A U.S. Wind Climatology: new tools to monitor wind trends across the contiguous United States
Jake Crouch, NOAA/NCDC, Asheville, NC; and T. W. R. Wallis and D. S. Arndt
Manuscript (304.3 kB)

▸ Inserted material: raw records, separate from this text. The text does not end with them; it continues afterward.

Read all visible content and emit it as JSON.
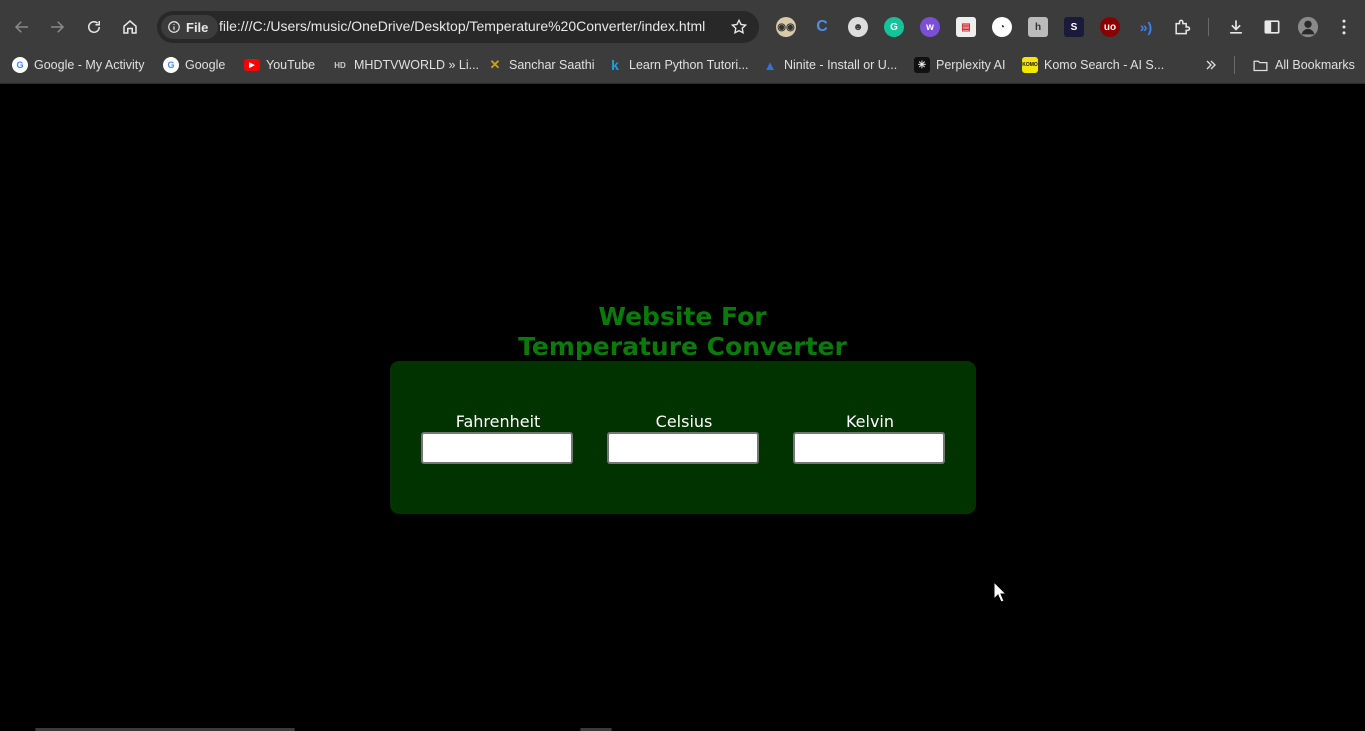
{
  "browser": {
    "site_chip": "File",
    "url": "file:///C:/Users/music/OneDrive/Desktop/Temperature%20Converter/index.html",
    "bookmarks": [
      {
        "label": "Google - My Activity",
        "icon": "google-icon"
      },
      {
        "label": "Google",
        "icon": "google-icon"
      },
      {
        "label": "YouTube",
        "icon": "youtube-icon"
      },
      {
        "label": "MHDTVWORLD » Li...",
        "icon": "mhdtv-icon"
      },
      {
        "label": "Sanchar Saathi",
        "icon": "sanchar-icon"
      },
      {
        "label": "Learn Python Tutori...",
        "icon": "k-icon"
      },
      {
        "label": "Ninite - Install or U...",
        "icon": "ninite-icon"
      },
      {
        "label": "Perplexity AI",
        "icon": "perplexity-icon"
      },
      {
        "label": "Komo Search - AI S...",
        "icon": "komo-icon"
      }
    ],
    "all_bookmarks": "All Bookmarks",
    "komo_badge": "KOMO"
  },
  "page": {
    "title_line1": "Website For",
    "title_line2": "Temperature Converter",
    "fields": [
      {
        "label": "Fahrenheit",
        "value": ""
      },
      {
        "label": "Celsius",
        "value": ""
      },
      {
        "label": "Kelvin",
        "value": ""
      }
    ]
  },
  "colors": {
    "title": "#0a7a0a",
    "panel": "#013300",
    "background": "#000000"
  }
}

The Climate Monitoring Branch of NOAA's National Climatic Data Center has developed a new monthly and seasonal product to provide a spatially continuous wind climatology for the contiguous U.S. using NCEP reanalysis data. Surface wind observations are sparse over specific regions of the country, and are subject to many local effects. By utilizing the sigma .995 level of the reanalysis data we can monitor wind conditions and trends of the lower troposphere across the entire U.S. The wind data are interpolated from a 2.5 x 2.5 degree grid to 0.25 degrees to provide additional detail. Data are analyzed from January 1950 to the most current month. Monthly averaged winds and wind anomalies are calculated with respect to the 1971-2000 base period, and time series for each grid point show how regional winds have changed over the 60 year period of record. The goal of this new climatology product is to provide regional decision support for the emerging wind energy sector, in addition to others who are interested in the current state of wind conditions. The U.S. Department of Energy has outlined a plan for 20 percent of U.S. electricity production to be from wind by 2030, and having a temporally and spatially continuous wind dataset, updated on a monthly basis, will be beneficial to understanding wind trends nationwide.